§ Your assignment: Scan the data below for lines holding the word "true", and copy each line found.

§ Supplied data:
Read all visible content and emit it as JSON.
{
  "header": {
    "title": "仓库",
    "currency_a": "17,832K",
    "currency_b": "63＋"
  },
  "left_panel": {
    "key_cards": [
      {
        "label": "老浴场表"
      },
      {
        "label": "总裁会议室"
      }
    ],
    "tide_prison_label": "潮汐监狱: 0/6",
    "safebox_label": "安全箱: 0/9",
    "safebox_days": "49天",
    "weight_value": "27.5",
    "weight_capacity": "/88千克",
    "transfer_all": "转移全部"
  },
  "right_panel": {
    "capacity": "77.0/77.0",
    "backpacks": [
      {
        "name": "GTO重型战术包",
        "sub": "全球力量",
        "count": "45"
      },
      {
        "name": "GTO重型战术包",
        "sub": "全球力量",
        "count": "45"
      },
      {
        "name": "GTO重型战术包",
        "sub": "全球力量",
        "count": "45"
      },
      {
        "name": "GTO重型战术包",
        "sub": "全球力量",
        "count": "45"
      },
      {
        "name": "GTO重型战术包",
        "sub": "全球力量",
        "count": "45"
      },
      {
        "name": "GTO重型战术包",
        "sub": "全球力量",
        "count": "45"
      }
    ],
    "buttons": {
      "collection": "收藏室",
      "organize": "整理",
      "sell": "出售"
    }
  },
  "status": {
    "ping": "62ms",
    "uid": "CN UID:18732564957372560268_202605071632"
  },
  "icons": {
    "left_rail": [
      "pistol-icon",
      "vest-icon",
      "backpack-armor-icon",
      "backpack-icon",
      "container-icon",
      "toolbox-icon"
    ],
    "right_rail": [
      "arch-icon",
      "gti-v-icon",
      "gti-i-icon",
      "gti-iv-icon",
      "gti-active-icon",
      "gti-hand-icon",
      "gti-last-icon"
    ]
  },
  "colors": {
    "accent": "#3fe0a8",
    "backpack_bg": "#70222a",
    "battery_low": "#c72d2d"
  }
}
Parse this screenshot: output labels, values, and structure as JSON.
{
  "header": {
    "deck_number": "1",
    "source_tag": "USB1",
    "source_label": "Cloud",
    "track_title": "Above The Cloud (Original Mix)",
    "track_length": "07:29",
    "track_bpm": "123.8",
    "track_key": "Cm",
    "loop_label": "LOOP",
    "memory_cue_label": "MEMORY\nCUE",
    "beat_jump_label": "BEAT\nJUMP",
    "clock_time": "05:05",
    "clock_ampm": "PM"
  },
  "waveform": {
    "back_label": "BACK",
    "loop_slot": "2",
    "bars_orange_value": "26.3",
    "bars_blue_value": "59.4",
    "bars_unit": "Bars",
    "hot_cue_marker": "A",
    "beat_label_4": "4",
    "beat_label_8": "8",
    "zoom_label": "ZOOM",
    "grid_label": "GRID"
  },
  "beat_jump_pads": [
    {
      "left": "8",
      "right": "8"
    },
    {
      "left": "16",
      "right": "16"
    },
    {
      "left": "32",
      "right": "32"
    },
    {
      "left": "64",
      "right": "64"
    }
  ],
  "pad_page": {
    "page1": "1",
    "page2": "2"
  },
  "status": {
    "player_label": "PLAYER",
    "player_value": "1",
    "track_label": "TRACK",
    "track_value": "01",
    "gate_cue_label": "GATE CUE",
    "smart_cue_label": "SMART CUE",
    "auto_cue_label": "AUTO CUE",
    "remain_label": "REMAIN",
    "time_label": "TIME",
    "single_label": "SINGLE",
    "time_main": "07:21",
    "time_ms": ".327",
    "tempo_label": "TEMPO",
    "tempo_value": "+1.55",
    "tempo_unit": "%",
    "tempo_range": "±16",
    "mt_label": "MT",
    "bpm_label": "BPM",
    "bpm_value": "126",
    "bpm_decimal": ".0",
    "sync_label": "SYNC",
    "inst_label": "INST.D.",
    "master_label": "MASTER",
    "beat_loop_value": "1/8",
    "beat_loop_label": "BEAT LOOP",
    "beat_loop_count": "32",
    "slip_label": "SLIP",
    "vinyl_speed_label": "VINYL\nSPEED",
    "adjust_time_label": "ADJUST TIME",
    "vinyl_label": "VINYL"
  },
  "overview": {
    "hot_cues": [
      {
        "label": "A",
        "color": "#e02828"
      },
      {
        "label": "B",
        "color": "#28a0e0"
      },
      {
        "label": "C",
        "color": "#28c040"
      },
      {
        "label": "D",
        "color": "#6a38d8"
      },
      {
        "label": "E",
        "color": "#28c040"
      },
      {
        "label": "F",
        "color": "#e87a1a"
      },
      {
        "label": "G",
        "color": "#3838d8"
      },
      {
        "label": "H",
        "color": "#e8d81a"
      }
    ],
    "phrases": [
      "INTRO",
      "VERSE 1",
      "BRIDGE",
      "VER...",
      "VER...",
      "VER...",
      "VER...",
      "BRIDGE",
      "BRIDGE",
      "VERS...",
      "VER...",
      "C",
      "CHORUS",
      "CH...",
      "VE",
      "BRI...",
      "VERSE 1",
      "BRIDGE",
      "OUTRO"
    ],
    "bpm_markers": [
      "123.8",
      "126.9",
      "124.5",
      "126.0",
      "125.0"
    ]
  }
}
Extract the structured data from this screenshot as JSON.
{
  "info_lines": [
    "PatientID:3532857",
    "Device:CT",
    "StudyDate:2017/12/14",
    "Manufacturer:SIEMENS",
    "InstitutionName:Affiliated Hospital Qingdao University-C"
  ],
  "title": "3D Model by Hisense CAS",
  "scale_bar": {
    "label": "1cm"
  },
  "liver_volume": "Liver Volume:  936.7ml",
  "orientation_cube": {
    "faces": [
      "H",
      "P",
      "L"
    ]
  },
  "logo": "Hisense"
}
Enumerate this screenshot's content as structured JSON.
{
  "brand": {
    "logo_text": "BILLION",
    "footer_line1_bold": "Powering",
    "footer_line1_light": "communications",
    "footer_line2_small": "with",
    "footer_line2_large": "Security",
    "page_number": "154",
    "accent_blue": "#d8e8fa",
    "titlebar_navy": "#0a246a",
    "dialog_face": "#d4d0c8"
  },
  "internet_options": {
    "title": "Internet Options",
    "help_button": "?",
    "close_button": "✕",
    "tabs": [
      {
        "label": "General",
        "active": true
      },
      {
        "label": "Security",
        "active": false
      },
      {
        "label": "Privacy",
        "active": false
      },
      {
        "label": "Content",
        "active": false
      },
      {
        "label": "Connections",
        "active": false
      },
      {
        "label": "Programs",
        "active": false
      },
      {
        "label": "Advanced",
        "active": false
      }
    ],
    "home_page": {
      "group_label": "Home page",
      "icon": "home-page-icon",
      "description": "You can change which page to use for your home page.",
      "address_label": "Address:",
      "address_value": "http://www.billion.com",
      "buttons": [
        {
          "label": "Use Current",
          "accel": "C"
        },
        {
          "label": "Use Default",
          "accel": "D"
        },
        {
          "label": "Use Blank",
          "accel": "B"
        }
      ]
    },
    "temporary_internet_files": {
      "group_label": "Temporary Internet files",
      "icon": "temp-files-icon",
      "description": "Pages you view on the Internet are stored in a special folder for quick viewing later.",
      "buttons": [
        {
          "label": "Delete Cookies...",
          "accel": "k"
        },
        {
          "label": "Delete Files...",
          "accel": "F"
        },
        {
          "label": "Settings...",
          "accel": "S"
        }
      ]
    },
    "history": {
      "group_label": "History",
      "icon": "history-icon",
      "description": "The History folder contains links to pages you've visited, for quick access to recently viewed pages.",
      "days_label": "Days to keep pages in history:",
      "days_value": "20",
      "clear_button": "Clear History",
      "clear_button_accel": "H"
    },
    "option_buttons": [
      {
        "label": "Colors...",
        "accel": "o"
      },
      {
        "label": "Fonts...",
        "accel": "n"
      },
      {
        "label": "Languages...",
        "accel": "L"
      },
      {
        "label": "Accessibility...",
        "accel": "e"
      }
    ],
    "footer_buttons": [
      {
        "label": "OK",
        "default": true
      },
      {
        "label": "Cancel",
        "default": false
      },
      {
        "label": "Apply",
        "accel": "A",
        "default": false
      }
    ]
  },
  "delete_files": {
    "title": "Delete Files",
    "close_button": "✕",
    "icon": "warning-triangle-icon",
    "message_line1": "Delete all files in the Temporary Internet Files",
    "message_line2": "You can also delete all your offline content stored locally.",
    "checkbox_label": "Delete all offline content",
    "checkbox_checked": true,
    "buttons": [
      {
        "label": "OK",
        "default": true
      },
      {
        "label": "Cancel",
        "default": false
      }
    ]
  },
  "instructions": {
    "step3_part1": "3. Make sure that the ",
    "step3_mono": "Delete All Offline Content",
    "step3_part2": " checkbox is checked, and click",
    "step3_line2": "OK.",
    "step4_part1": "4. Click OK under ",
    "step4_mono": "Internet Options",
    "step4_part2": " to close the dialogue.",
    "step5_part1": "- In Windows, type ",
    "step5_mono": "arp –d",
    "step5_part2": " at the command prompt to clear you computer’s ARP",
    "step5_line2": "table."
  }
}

§ Answer space:
        "active": true
        "default": true
    "checkbox_checked": true,
        "default": true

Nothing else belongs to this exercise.